**WHAT TO WORK ON**
Check each line of the records below and collect those holding "JSON".

**MATERIALS PROVIDED**
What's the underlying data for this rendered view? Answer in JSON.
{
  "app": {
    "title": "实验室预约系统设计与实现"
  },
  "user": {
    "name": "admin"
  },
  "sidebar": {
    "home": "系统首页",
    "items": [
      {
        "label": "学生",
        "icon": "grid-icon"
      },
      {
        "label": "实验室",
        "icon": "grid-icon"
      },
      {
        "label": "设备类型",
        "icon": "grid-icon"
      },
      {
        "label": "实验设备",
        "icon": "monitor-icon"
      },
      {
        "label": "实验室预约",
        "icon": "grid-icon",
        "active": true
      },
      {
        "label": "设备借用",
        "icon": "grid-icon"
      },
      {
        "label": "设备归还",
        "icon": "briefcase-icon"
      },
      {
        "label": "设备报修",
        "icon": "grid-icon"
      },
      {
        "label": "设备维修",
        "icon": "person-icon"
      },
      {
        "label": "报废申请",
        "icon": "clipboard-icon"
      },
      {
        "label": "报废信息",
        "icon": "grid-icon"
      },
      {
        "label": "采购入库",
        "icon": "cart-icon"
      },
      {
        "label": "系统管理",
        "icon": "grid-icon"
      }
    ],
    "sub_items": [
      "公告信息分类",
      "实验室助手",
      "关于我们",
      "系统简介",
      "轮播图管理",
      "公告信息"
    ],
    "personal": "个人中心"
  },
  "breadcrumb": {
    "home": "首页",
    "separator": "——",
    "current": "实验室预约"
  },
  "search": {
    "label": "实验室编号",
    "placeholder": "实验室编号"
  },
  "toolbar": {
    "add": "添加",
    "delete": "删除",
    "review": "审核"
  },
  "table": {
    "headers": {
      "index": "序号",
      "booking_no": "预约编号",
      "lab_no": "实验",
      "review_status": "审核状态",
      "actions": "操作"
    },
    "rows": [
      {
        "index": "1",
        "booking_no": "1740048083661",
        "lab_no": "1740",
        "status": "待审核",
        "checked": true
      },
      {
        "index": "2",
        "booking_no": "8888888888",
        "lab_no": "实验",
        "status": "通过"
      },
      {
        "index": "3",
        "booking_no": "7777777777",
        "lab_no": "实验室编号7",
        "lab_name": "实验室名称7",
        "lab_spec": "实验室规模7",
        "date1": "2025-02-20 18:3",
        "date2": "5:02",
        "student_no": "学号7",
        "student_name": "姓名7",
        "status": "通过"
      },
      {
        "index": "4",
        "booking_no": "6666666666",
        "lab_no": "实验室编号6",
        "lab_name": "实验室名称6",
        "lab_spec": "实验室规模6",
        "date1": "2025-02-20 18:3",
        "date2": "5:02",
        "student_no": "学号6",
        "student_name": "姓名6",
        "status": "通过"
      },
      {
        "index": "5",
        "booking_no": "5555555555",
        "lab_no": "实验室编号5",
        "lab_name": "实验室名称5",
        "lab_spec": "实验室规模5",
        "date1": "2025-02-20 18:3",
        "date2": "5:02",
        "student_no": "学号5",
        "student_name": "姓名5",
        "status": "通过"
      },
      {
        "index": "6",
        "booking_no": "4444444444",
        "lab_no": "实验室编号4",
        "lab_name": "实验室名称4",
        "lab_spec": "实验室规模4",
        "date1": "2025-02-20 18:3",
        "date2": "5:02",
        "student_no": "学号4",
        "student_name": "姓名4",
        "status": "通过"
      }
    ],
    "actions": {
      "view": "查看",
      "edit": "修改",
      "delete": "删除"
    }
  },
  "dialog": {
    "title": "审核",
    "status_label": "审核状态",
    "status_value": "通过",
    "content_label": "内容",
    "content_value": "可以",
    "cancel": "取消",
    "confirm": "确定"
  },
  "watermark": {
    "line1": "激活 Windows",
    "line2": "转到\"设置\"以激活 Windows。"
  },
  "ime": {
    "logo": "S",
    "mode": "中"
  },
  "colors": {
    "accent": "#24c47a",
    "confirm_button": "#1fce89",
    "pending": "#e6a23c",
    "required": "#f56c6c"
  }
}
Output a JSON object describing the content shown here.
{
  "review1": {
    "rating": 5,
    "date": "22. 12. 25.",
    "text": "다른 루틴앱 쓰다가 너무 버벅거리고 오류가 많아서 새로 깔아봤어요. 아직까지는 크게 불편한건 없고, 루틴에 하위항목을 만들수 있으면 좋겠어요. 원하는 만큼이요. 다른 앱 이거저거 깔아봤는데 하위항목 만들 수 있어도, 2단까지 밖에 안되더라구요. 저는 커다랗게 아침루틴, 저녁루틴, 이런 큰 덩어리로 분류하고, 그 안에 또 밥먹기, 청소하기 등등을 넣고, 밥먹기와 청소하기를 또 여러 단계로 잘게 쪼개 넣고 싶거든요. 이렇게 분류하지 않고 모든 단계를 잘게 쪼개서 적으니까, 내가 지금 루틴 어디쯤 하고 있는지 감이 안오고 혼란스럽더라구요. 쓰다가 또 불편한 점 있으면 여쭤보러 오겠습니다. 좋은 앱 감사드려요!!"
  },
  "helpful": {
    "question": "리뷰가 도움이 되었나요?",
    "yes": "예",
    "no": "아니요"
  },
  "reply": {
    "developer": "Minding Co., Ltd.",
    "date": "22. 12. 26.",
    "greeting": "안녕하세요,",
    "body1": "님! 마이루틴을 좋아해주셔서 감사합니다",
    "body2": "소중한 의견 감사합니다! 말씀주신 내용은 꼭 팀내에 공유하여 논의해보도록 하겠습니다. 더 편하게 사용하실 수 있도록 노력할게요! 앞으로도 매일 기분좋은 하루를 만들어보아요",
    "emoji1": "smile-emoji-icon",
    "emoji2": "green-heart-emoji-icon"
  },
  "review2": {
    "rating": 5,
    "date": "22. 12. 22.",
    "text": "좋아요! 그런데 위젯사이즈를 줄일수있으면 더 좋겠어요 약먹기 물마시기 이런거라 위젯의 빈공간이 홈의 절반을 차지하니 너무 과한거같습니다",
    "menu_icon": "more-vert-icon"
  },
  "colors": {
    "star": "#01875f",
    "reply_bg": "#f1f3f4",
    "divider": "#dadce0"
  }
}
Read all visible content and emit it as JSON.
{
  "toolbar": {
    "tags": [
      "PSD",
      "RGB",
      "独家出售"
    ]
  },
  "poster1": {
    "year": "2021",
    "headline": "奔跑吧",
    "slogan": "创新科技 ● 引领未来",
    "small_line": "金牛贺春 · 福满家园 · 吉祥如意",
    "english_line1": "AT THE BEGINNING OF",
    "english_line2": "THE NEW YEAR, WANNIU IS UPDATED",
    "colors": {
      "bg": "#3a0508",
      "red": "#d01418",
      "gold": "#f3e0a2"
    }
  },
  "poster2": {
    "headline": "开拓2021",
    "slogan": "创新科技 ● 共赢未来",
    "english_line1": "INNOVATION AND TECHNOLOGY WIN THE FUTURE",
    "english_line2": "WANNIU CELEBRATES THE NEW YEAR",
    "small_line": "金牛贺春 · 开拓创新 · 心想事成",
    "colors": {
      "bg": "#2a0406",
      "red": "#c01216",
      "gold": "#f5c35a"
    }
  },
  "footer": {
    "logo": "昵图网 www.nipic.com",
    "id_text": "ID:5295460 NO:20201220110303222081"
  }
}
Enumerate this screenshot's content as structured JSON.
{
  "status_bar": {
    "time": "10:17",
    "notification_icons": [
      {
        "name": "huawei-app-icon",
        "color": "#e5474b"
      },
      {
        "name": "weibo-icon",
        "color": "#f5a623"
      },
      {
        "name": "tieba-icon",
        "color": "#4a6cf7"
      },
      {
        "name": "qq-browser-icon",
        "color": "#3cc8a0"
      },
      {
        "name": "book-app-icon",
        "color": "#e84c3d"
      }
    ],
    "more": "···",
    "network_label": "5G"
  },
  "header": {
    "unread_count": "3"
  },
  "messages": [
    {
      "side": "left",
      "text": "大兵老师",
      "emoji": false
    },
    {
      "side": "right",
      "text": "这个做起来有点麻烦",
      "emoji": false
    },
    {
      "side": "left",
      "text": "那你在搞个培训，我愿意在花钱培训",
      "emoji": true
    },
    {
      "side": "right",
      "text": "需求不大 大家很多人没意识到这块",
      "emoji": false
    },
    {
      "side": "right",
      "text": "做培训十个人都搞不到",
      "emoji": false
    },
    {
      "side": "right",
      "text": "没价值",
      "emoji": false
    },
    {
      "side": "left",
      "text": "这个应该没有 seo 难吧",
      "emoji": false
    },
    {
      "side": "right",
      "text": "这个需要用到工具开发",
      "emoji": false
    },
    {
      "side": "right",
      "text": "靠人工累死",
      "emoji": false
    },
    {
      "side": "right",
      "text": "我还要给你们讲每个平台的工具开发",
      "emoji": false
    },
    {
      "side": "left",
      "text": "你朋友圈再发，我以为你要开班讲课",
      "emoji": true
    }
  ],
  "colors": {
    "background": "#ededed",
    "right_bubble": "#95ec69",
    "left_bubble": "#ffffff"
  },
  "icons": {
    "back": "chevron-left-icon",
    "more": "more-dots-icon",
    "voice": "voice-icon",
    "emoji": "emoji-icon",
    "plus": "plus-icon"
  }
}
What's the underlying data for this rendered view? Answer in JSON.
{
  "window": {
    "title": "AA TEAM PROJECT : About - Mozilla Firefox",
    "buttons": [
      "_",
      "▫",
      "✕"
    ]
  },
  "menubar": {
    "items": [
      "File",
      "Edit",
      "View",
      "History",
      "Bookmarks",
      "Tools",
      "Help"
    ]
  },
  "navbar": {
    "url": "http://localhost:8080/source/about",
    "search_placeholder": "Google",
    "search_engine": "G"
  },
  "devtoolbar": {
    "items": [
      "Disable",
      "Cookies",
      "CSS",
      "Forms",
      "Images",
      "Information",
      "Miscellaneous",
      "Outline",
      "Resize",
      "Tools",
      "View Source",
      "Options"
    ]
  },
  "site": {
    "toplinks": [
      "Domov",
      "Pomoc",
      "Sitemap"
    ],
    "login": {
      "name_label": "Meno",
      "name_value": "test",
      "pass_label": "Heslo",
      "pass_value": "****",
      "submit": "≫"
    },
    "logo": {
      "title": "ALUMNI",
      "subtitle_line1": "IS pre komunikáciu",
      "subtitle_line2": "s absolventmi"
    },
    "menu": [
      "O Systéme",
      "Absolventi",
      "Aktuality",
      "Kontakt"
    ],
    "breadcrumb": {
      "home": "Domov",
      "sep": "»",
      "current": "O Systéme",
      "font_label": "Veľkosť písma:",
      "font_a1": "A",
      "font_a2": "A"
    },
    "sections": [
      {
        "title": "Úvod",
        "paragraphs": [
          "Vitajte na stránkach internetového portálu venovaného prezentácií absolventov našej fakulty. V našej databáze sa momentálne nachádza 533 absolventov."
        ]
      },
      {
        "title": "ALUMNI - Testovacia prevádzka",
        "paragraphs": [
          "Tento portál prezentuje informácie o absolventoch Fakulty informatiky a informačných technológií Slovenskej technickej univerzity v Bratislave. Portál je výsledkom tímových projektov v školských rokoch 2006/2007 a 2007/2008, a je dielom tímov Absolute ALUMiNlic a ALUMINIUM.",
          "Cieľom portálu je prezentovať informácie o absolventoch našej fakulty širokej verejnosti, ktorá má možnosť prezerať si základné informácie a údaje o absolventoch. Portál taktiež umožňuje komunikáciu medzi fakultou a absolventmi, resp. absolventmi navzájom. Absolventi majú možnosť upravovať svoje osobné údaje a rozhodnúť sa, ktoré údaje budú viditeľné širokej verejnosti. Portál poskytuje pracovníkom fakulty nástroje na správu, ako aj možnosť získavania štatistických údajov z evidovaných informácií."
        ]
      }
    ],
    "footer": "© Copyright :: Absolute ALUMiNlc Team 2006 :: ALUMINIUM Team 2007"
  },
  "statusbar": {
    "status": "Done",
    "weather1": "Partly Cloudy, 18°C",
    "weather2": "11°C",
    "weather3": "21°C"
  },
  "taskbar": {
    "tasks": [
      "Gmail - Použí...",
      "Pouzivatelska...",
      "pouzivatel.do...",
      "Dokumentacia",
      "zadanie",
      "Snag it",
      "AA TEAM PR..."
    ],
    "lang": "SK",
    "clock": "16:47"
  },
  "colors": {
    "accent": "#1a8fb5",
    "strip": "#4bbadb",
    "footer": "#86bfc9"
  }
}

**TASK OUTPUT**
What's the underlying data for this rendered view? Answer in JSON.
Output a JSON object describing the content shown here.
Read all visible content and emit it as JSON.
Enumerate this screenshot's content as structured JSON.
What's the underlying data for this rendered view? Answer in JSON.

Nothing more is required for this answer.